While Democratic Senators and Republican House Members have been negotiating for months, the Farm Bill stalled last summer after Republicans demanded deep spending cuts to the Supplemental Nutrition Assistance Program (SNAP), more commonly known as food stamps. But Republicans and Democrats reached a compromise, agreeing to cut spending on SNAP by $9 billion over the next decade.
The bill also restructures the subsidy system, moving away from direct payments to producers and replacing it with a crop insurance program that removes some of the risk of farming.
At least two issues could still present a stumbling block. First, Speaker of the House John Boehner has suggested he would not allow a vote on the Farm Bill if it did not strip funding to a government price support program for dairy farmers. The program, which enjoys broad bipartisan support, has been described by Boehner as a “Soviet-style dairy program.”
Second, rules requiring country-of-origin labels for livestock raised in Mexico or Canada but slaughtered in the United States remain contentious. The World Trade Organization previously found the labeling requirements constituted a violation of its rules. The meat industry has also sued to prevent the labeling rules from taking place, despite the fact that such labels enjoy widespread support among consumers.

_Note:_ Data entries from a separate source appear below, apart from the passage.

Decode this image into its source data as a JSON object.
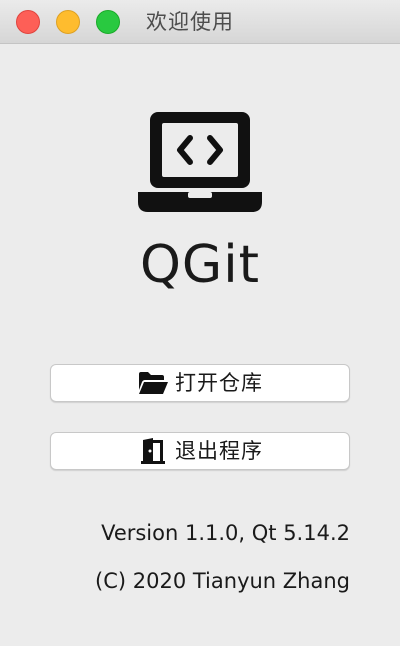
{
  "window": {
    "title": "欢迎使用"
  },
  "app": {
    "name": "QGit",
    "icon": "laptop-code-icon"
  },
  "buttons": {
    "open_repo": {
      "label": "打开仓库",
      "icon": "folder-open-icon"
    },
    "exit": {
      "label": "退出程序",
      "icon": "door-exit-icon"
    }
  },
  "footer": {
    "version": "Version 1.1.0, Qt 5.14.2",
    "copyright": "(C) 2020 Tianyun Zhang"
  },
  "colors": {
    "close": "#fd5f57",
    "minimize": "#febc2e",
    "maximize": "#29c940",
    "background": "#ececec",
    "text": "#1a1a1a"
  }
}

Finally, several fiscally conservative House Republicans are demanding stricter rules governing farm payments under the Department of Agriculture’s actively engaged farmer program, which would limit federal transfers to individuals who do not actually live or work on a farm. But such restrictions have been opposed by Southern lawmakers, who argue that such transfers are necessary to maintain a rural way of life.
In the end, it seems likely that compromises will be worked out for most of the remaining issues, and we’ll have a new Farm Bill. But whether we’re unlikely to see the more dramatic changes that would dramatically improve our food system remains to be seen.

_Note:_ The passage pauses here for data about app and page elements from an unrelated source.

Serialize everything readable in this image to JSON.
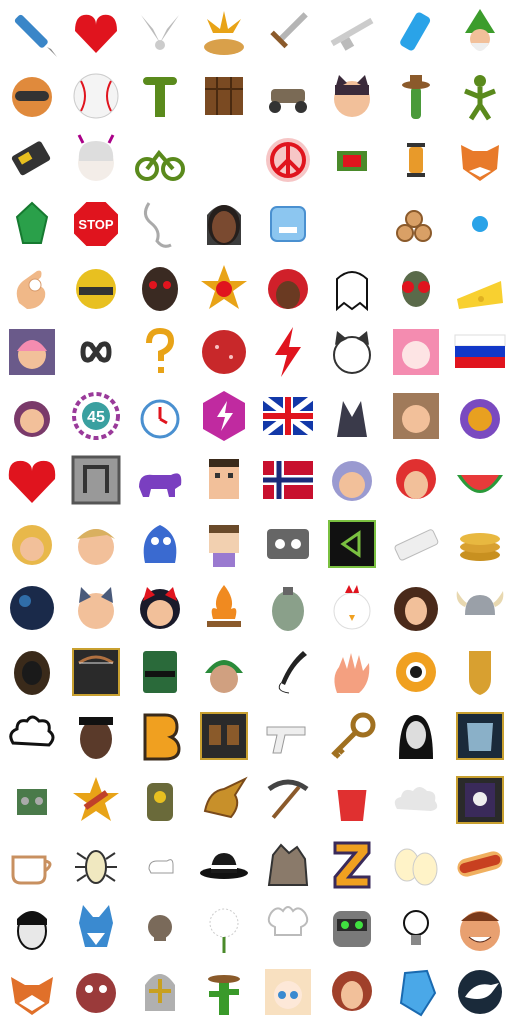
{
  "sheet": {
    "title": "",
    "icons": [
      "pen-icon",
      "pixel-heart-icon",
      "winged-emblem-icon",
      "explosion-cake-icon",
      "sword-icon",
      "rifle-icon",
      "usb-stick-icon",
      "wizard-gnome-icon",
      "fox-goggles-icon",
      "baseball-icon",
      "green-totem-icon",
      "crafting-table-icon",
      "kart-icon",
      "catgirl-face-icon",
      "cactus-cowboy-icon",
      "green-figure-icon",
      "phone-device-icon",
      "anime-girl-horns-icon",
      "green-bike-icon",
      "empty-slot",
      "peace-sign-icon",
      "pixel-hand-thumbs-icon",
      "lantern-icon",
      "pixel-fox-icon",
      "green-gem-icon",
      "stop-sign-icon",
      "hook-rope-icon",
      "woman-portrait-icon",
      "ice-cube-face-icon",
      "empty-slot",
      "logs-icon",
      "blue-skull-icon",
      "ok-hand-icon",
      "yellow-helmet-icon",
      "dark-mask-icon",
      "hearts-star-icon",
      "red-hair-portrait-icon",
      "pixel-ghost-icon",
      "alien-fly-icon",
      "cheese-icon",
      "anime-girl-purple-icon",
      "infinity-icon",
      "question-mark-icon",
      "salami-icon",
      "lightning-icon",
      "cat-face-icon",
      "pink-hair-girl-icon",
      "russia-flag-icon",
      "witch-girl-icon",
      "timer-45-icon",
      "stopwatch-icon",
      "pink-lightning-icon",
      "uk-flag-icon",
      "dark-hands-icon",
      "brown-hair-girl-icon",
      "pumpkin-icon",
      "pixel-red-heart-icon",
      "gray-block-icon",
      "purple-dog-icon",
      "pixel-man-icon",
      "norway-flag-icon",
      "purple-hair-face-icon",
      "red-hair-girl-icon",
      "watermelon-icon",
      "blonde-girl-icon",
      "blonde-boy-icon",
      "blue-creature-icon",
      "pixel-kid-icon",
      "cassette-player-icon",
      "green-triangle-icon",
      "eraser-icon",
      "coins-icon",
      "dark-planet-icon",
      "cat-kid-icon",
      "black-hair-girl-icon",
      "campfire-icon",
      "grenade-icon",
      "chicken-face-icon",
      "curly-woman-icon",
      "viking-helmet-icon",
      "dark-hood-icon",
      "bow-icon",
      "green-book-icon",
      "green-cap-character-icon",
      "quill-icon",
      "waving-hand-icon",
      "gold-ring-icon",
      "gold-shield-icon",
      "pixel-cloud-face-icon",
      "bearded-man-icon",
      "letter-b-icon",
      "boots-icon",
      "pistol-icon",
      "key-icon",
      "long-hair-portrait-icon",
      "armor-icon",
      "green-robot-icon",
      "wrench-star-icon",
      "backpack-icon",
      "dragon-head-icon",
      "pickaxe-icon",
      "red-cup-icon",
      "gray-cloud-icon",
      "skull-book-icon",
      "coffee-cup-icon",
      "bug-icon",
      "white-dog-icon",
      "fedora-icon",
      "rock-creature-icon",
      "letter-z-icon",
      "eggs-icon",
      "hotdog-icon",
      "man-portrait-icon",
      "blue-wolf-icon",
      "small-skull-icon",
      "dandelion-icon",
      "chef-hat-icon",
      "robot-head-icon",
      "lightbulb-icon",
      "smiling-man-icon",
      "fox-head-icon",
      "zombie-face-icon",
      "knight-helmet-icon",
      "cactus-hat-icon",
      "anime-portrait-icon",
      "red-hair-woman-icon",
      "blue-crystal-icon",
      "crow-icon"
    ],
    "texts": {
      "stop": "STOP",
      "timer": "45",
      "letter_b": "B",
      "letter_z": "Z"
    },
    "colors": {
      "red": "#e0141e",
      "green": "#5a8a1c",
      "gold": "#e8a317",
      "blue": "#2aa3e8",
      "brown": "#8b5a2b",
      "skin": "#f2c09a",
      "purple": "#7a3fb0",
      "pink": "#f48cb0",
      "gray": "#9a9a9a",
      "dark": "#2a2a2a"
    }
  }
}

An interesting story in The Guardian this week argues that teff—an ancient Ethiopian grain—is poised to be the next global super grain. Teff is rich in calcium, iron, and protein. It’s gluten-free, and makes an outstanding substitute for wheat flouwer in most baked goods. And it’s an Ethiopian staple, most often ground into flour to make injera, large spongy, fermented pancakes used to scoop up stews (called wots).

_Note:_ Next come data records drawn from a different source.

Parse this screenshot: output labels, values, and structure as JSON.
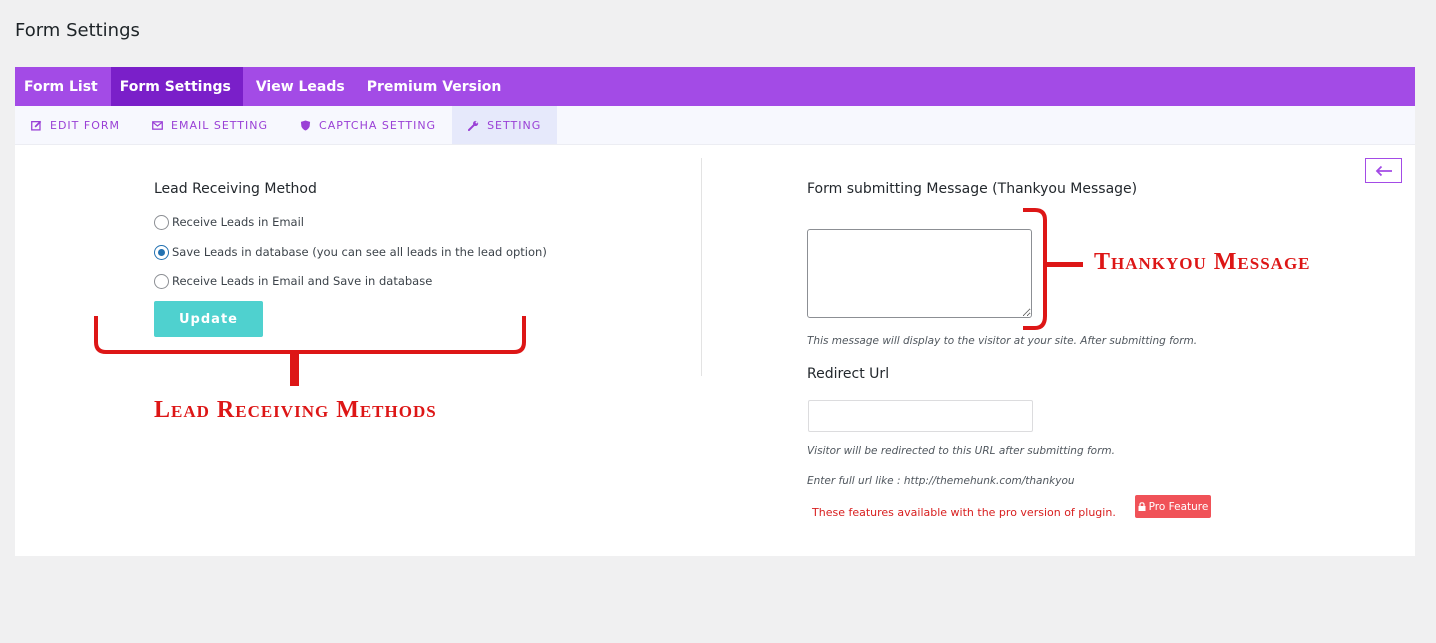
{
  "page_title": "Form Settings",
  "main_tabs": [
    {
      "label": "Form List"
    },
    {
      "label": "Form Settings"
    },
    {
      "label": "View Leads"
    },
    {
      "label": "Premium Version"
    }
  ],
  "sub_tabs": [
    {
      "label": "EDIT FORM",
      "icon": "edit-icon"
    },
    {
      "label": "EMAIL SETTING",
      "icon": "envelope-icon"
    },
    {
      "label": "CAPTCHA SETTING",
      "icon": "shield-icon"
    },
    {
      "label": "SETTING",
      "icon": "wrench-icon"
    }
  ],
  "lead_method": {
    "title": "Lead Receiving Method",
    "options": [
      {
        "label": "Receive Leads in Email",
        "checked": false
      },
      {
        "label": "Save Leads in database (you can see all leads in the lead option)",
        "checked": true
      },
      {
        "label": "Receive Leads in Email and Save in database",
        "checked": false
      }
    ],
    "update_label": "Update"
  },
  "thankyou": {
    "title": "Form submitting Message (Thankyou Message)",
    "value": "",
    "help": "This message will display to the visitor at your site. After submitting form."
  },
  "redirect": {
    "title": "Redirect Url",
    "value": "",
    "help1": "Visitor will be redirected to this URL after submitting form.",
    "help2": "Enter full url like : http://themehunk.com/thankyou"
  },
  "pro": {
    "note": "These features available with the pro version of plugin.",
    "badge": "Pro Feature"
  },
  "annotations": {
    "thankyou": "Thankyou Message",
    "lead": "Lead Receiving Methods"
  },
  "colors": {
    "accent": "#a34be6",
    "accent_dark": "#7a1fc9",
    "update_button": "#4fd1cf",
    "annotation_red": "#dd1616",
    "pro_badge": "#f05258"
  }
}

The Ethiopian government is excited to raise the profile of teff. Classified as a least-developed country and with an annual gross domestic product of about $470 per capita, the government hopes that increased global demand for teff could provide some relief to Ethiopian farmers who produce the vast majority of the world’s teff supply. But as the experiences of Bolivia and Peru (and the case of quinoa) suggest, increasingly popular stables in global markets can disrupt local production, leading to malnutrition and hunger amid growing food exports. It’s a situation that warrants watching.